MATERIALS PROVIDED »
◆ ◆ ◆
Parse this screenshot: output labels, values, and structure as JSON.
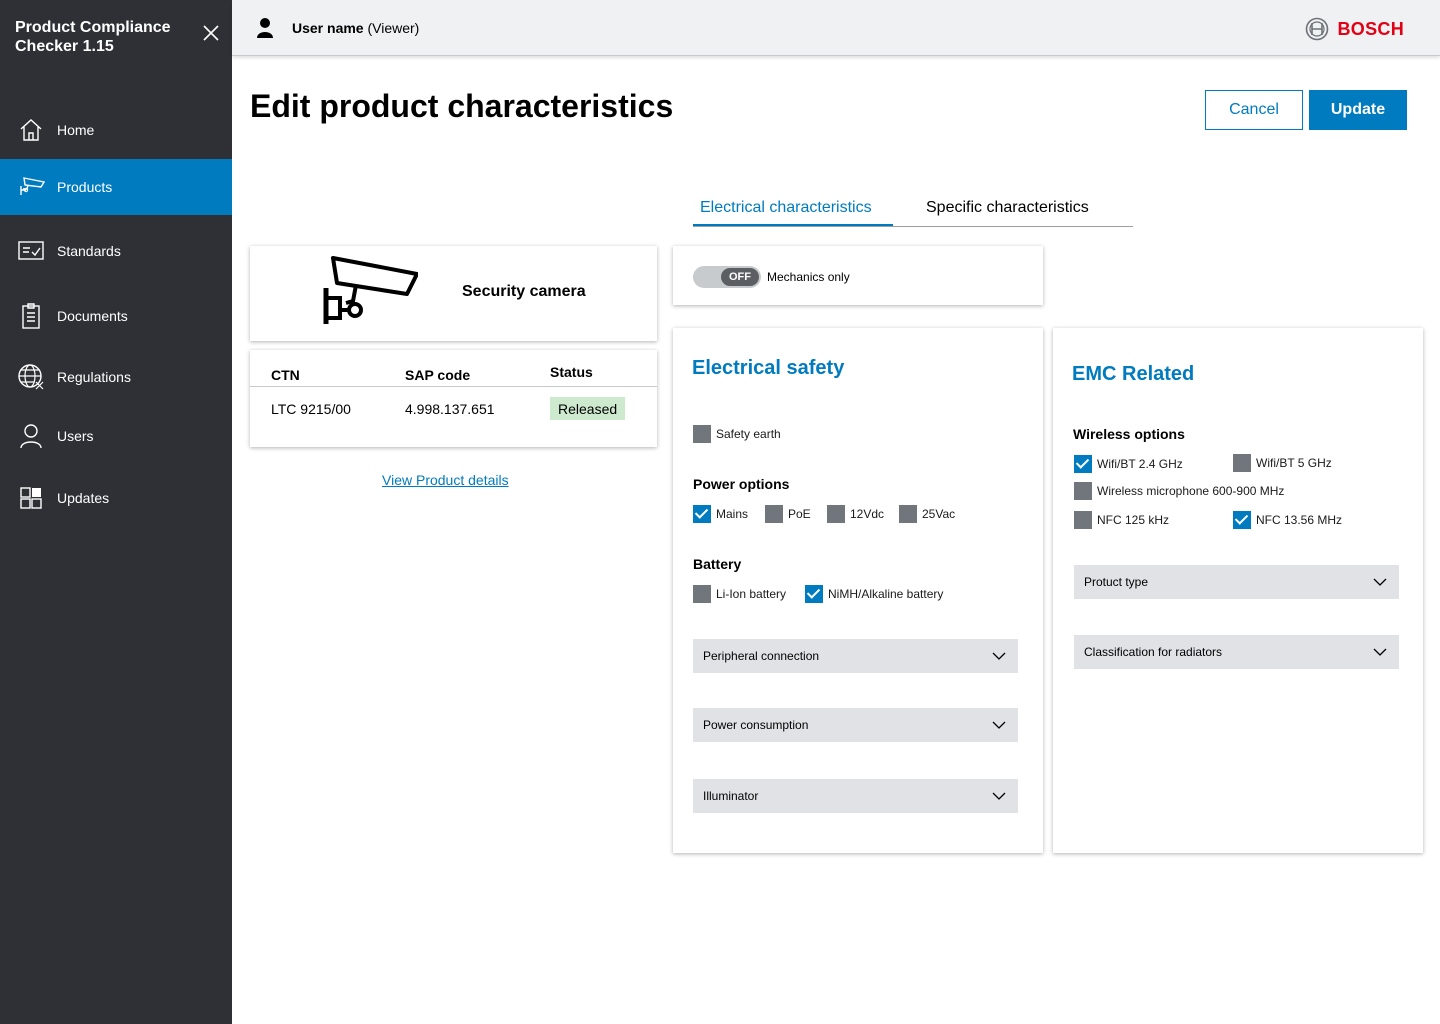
{
  "app": {
    "title": "Product Compliance Checker  1.15"
  },
  "nav": [
    {
      "label": "Home",
      "icon": "home-icon"
    },
    {
      "label": "Products",
      "icon": "camera-icon",
      "active": true
    },
    {
      "label": "Standards",
      "icon": "checklist-icon"
    },
    {
      "label": "Documents",
      "icon": "document-icon"
    },
    {
      "label": "Regulations",
      "icon": "globe-icon"
    },
    {
      "label": "Users",
      "icon": "user-icon"
    },
    {
      "label": "Updates",
      "icon": "grid-icon"
    }
  ],
  "header": {
    "user_name": "User name",
    "user_role": " (Viewer)",
    "brand": "BOSCH"
  },
  "page": {
    "title": "Edit product characteristics",
    "cancel_label": "Cancel",
    "update_label": "Update"
  },
  "tabs": [
    {
      "label": "Electrical characteristics",
      "active": true
    },
    {
      "label": "Specific characteristics",
      "active": false
    }
  ],
  "product": {
    "name": "Security camera"
  },
  "info": {
    "headers": [
      "CTN",
      "SAP code",
      "Status"
    ],
    "ctn": "LTC 9215/00",
    "sap": "4.998.137.651",
    "status": "Released",
    "link": "View Product details"
  },
  "toggle": {
    "state": "OFF",
    "label": "Mechanics only"
  },
  "electrical": {
    "title": "Electrical safety",
    "safety_earth": {
      "label": "Safety earth",
      "checked": false
    },
    "power_title": "Power options",
    "power": [
      {
        "label": "Mains",
        "checked": true
      },
      {
        "label": "PoE",
        "checked": false
      },
      {
        "label": "12Vdc",
        "checked": false
      },
      {
        "label": "25Vac",
        "checked": false
      }
    ],
    "battery_title": "Battery",
    "battery": [
      {
        "label": "Li-Ion battery",
        "checked": false
      },
      {
        "label": "NiMH/Alkaline battery",
        "checked": true
      }
    ],
    "dropdowns": [
      "Peripheral connection",
      "Power consumption",
      "Illuminator"
    ]
  },
  "emc": {
    "title": "EMC Related",
    "wireless_title": "Wireless options",
    "wireless": [
      {
        "label": "Wifi/BT 2.4 GHz",
        "checked": true
      },
      {
        "label": "Wifi/BT 5 GHz",
        "checked": false
      },
      {
        "label": "Wireless microphone 600-900 MHz",
        "checked": false
      },
      {
        "label": "NFC 125 kHz",
        "checked": false
      },
      {
        "label": "NFC 13.56 MHz",
        "checked": true
      }
    ],
    "dropdowns": [
      "Protuct type",
      "Classification for radiators"
    ]
  },
  "colors": {
    "accent": "#007bc0",
    "sidebar": "#2e3035",
    "brand_red": "#e20015",
    "badge_green": "#cdeacf"
  }
}
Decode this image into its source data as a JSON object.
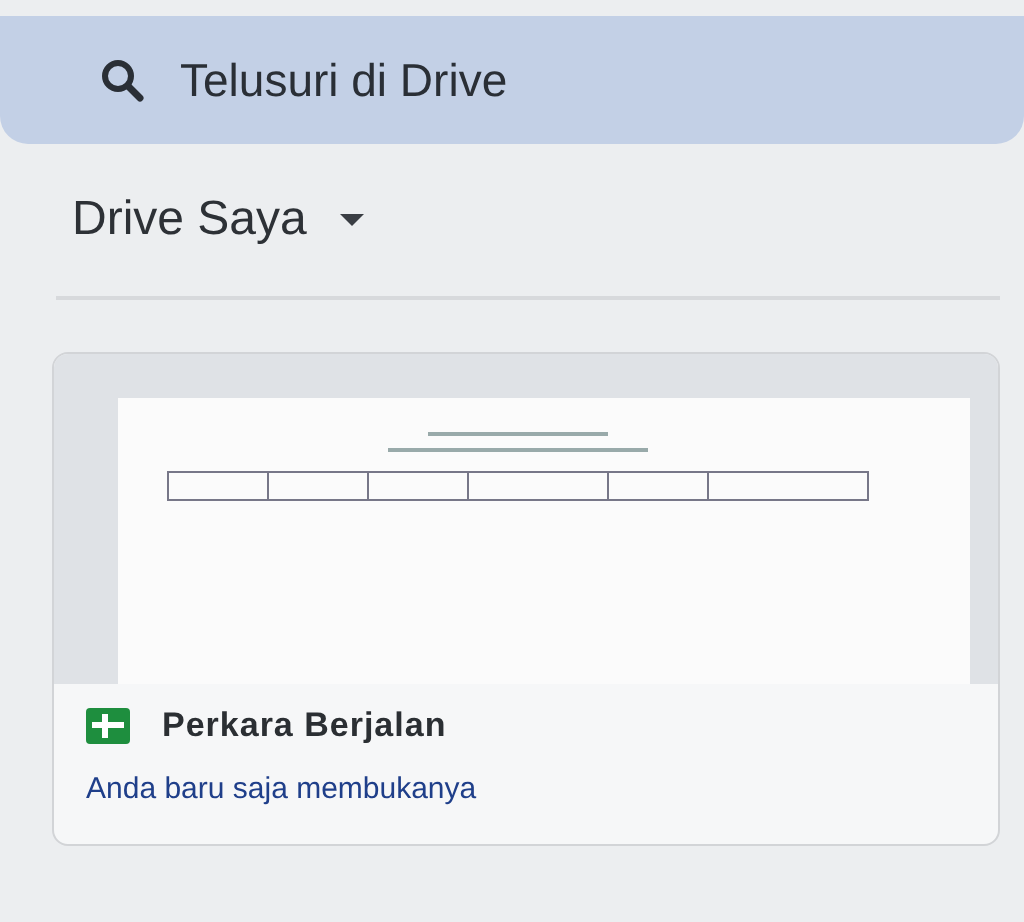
{
  "search": {
    "placeholder": "Telusuri di Drive"
  },
  "header": {
    "title": "Drive Saya"
  },
  "files": [
    {
      "name": "Perkara Berjalan",
      "subtitle": "Anda baru saja membukanya"
    }
  ]
}
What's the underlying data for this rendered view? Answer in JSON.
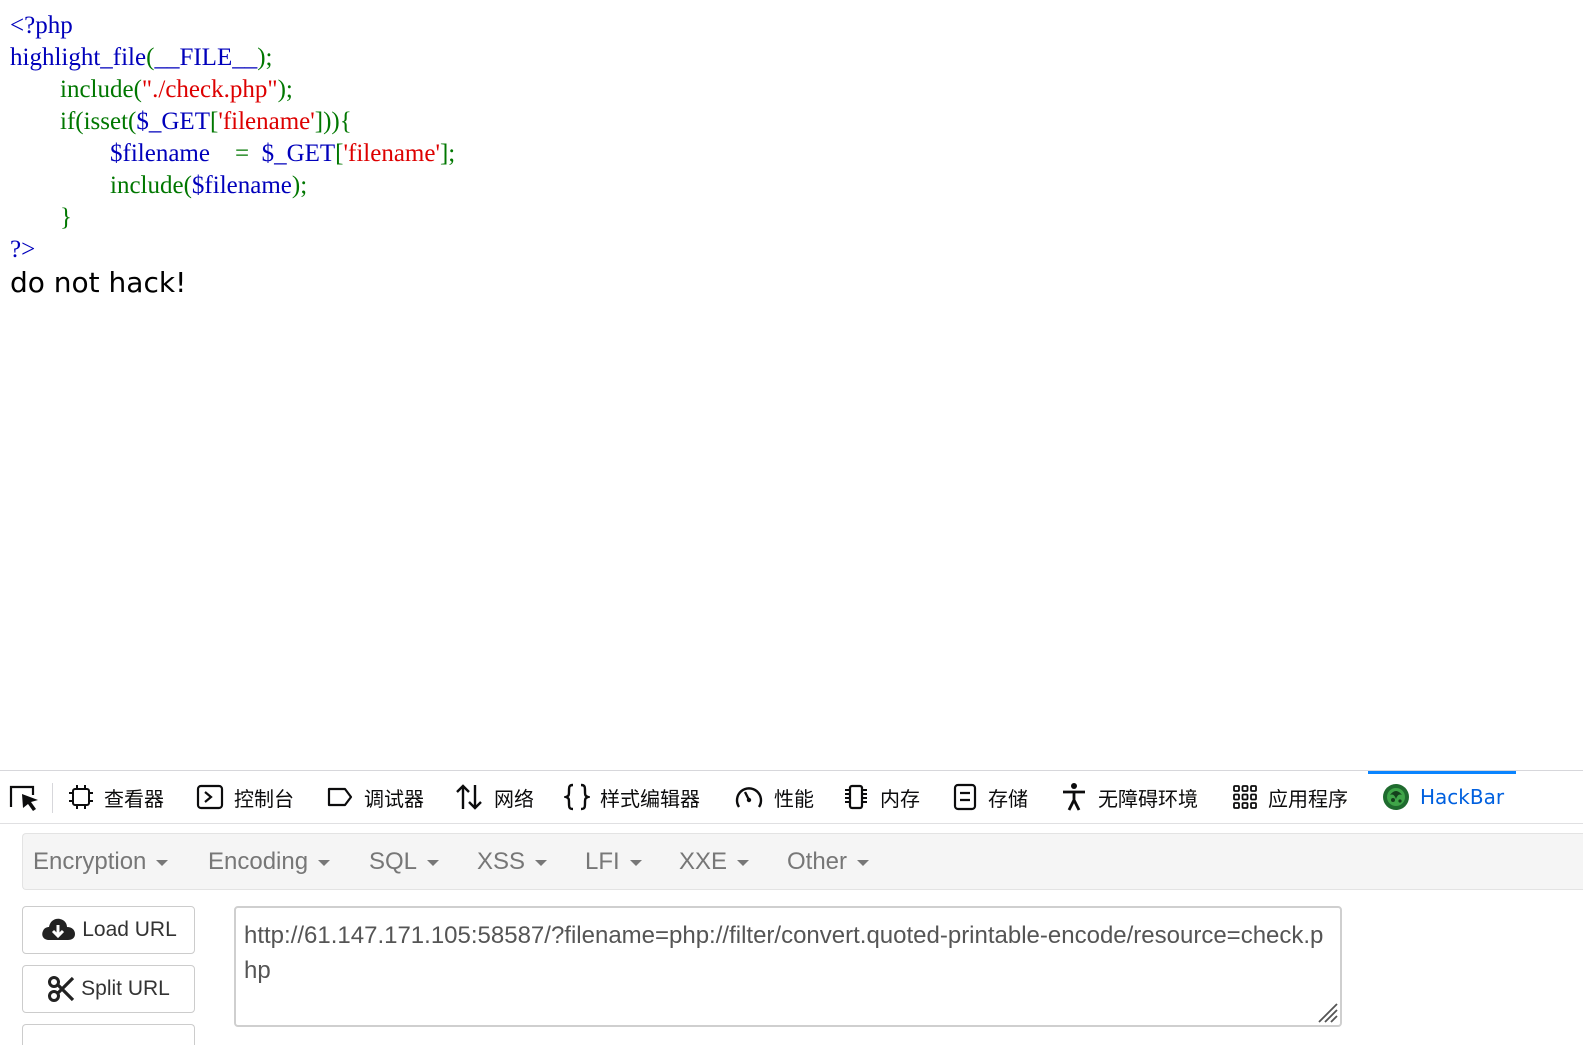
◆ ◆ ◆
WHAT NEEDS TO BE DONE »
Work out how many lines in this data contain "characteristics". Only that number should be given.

ANSWER TO THIS EXERCISE »
3